What you are asked to do :: Gather every line in the records below that contains the word "type".

Data ::
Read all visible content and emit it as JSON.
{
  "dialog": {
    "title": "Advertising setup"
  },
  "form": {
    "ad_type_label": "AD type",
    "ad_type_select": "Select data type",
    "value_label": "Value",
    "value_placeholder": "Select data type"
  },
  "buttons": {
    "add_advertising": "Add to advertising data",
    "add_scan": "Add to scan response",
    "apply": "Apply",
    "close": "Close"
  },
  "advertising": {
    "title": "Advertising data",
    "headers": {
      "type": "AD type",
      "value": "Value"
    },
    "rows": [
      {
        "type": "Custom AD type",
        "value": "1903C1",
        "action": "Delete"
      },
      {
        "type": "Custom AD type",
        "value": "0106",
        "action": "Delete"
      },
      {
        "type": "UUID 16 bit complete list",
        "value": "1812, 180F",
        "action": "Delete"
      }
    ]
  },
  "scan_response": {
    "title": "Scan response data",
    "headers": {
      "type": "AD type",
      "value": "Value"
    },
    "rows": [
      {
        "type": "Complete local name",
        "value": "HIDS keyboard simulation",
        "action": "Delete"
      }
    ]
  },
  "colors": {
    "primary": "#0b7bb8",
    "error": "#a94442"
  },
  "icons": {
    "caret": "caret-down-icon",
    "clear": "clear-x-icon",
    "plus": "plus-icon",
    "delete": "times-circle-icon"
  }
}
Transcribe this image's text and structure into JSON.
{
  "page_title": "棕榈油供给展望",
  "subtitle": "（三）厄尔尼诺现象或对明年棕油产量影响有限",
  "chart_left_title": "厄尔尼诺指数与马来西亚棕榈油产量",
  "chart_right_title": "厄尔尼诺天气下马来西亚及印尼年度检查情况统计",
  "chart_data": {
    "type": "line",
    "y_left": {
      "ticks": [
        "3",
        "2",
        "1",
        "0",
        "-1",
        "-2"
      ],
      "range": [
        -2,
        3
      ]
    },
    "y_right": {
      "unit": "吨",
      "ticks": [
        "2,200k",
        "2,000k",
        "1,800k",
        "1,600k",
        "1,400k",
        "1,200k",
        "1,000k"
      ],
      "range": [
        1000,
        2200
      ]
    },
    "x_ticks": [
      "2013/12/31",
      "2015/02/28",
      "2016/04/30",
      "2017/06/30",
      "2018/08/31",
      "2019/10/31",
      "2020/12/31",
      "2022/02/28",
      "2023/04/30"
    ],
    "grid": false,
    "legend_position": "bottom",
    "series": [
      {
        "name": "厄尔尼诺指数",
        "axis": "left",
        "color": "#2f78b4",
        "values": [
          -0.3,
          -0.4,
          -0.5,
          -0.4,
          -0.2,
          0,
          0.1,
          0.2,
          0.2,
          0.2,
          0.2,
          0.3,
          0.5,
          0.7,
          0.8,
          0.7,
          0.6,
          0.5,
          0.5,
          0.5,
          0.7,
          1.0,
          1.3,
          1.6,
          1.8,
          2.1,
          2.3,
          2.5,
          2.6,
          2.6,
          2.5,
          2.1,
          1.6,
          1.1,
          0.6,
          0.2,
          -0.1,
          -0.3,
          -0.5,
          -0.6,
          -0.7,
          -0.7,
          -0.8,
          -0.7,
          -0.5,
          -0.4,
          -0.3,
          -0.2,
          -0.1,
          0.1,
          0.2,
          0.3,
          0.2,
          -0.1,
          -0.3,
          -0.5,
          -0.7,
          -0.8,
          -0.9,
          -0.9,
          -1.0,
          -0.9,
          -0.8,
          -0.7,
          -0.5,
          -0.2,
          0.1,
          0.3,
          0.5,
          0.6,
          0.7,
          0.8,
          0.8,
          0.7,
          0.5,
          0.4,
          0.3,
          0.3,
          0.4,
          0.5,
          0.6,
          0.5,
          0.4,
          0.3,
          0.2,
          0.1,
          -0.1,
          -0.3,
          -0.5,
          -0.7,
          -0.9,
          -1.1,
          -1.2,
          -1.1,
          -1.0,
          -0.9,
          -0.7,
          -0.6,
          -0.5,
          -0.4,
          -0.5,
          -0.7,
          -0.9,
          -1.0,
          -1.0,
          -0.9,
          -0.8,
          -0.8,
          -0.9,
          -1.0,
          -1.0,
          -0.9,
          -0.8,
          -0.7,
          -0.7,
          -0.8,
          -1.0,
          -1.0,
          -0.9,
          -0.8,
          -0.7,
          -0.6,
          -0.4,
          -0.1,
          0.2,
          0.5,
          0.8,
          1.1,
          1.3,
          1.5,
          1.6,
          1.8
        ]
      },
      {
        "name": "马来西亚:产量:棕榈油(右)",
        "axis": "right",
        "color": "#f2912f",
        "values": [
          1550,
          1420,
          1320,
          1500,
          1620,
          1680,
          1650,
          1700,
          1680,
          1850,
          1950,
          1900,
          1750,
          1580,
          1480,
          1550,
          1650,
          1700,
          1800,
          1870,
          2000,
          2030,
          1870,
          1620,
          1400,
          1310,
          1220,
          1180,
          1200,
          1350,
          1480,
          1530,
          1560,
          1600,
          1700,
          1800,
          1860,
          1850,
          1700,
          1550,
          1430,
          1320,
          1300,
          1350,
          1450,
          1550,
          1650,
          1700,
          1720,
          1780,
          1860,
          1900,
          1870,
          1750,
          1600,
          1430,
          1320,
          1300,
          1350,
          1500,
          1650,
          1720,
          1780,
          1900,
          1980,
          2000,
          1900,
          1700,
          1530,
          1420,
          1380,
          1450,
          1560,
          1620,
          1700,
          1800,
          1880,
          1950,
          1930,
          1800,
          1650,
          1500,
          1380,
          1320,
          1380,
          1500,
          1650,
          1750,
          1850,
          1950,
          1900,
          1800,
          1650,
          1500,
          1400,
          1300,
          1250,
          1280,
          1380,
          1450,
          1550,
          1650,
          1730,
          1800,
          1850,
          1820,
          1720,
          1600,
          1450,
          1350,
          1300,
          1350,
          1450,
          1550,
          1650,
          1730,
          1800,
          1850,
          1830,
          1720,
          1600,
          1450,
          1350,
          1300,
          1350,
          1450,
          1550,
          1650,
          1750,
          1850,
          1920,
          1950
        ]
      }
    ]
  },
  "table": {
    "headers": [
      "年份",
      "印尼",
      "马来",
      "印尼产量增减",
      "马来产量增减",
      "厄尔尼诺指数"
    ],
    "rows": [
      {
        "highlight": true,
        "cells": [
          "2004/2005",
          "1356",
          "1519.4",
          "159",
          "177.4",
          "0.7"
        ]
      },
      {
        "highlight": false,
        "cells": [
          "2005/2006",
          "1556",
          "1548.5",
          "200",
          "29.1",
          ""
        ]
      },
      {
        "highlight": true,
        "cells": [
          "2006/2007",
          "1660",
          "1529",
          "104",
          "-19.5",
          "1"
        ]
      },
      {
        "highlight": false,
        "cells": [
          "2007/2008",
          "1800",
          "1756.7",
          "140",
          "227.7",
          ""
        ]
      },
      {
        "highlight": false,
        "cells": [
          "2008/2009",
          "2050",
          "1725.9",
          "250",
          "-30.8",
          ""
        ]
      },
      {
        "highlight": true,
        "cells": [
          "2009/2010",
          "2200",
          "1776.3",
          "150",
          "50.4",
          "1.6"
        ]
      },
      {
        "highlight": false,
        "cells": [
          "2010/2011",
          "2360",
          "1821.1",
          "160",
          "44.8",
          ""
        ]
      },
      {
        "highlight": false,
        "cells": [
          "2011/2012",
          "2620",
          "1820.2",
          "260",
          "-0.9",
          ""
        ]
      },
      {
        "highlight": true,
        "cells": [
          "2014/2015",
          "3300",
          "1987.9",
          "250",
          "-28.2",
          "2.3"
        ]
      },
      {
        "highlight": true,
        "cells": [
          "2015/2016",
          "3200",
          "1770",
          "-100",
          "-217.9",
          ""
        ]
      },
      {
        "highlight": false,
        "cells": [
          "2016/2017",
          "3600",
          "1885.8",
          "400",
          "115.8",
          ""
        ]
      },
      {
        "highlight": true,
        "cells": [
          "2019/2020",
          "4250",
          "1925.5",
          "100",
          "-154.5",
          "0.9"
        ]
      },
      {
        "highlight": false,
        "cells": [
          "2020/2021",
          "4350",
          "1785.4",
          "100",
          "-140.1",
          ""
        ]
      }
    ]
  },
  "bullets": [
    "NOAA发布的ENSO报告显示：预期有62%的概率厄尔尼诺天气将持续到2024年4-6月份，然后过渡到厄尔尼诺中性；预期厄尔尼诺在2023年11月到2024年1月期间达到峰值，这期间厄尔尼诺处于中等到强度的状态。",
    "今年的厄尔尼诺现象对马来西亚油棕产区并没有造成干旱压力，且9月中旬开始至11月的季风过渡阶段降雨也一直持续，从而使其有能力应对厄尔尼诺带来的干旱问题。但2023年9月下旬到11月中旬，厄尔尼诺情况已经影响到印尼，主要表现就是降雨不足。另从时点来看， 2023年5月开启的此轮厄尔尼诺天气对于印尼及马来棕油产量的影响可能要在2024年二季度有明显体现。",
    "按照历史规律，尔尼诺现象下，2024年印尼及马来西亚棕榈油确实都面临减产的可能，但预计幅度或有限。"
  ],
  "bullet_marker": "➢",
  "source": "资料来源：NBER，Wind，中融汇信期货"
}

The completed task ::
    "ad_type_label": "AD type",
    "ad_type_select": "Select data type",
    "value_placeholder": "Select data type"
      "type": "AD type",
        "type": "Custom AD type",
        "type": "Custom AD type",
        "type": "UUID 16 bit complete list",
      "type": "AD type",
        "type": "Complete local name",
    "type": "line",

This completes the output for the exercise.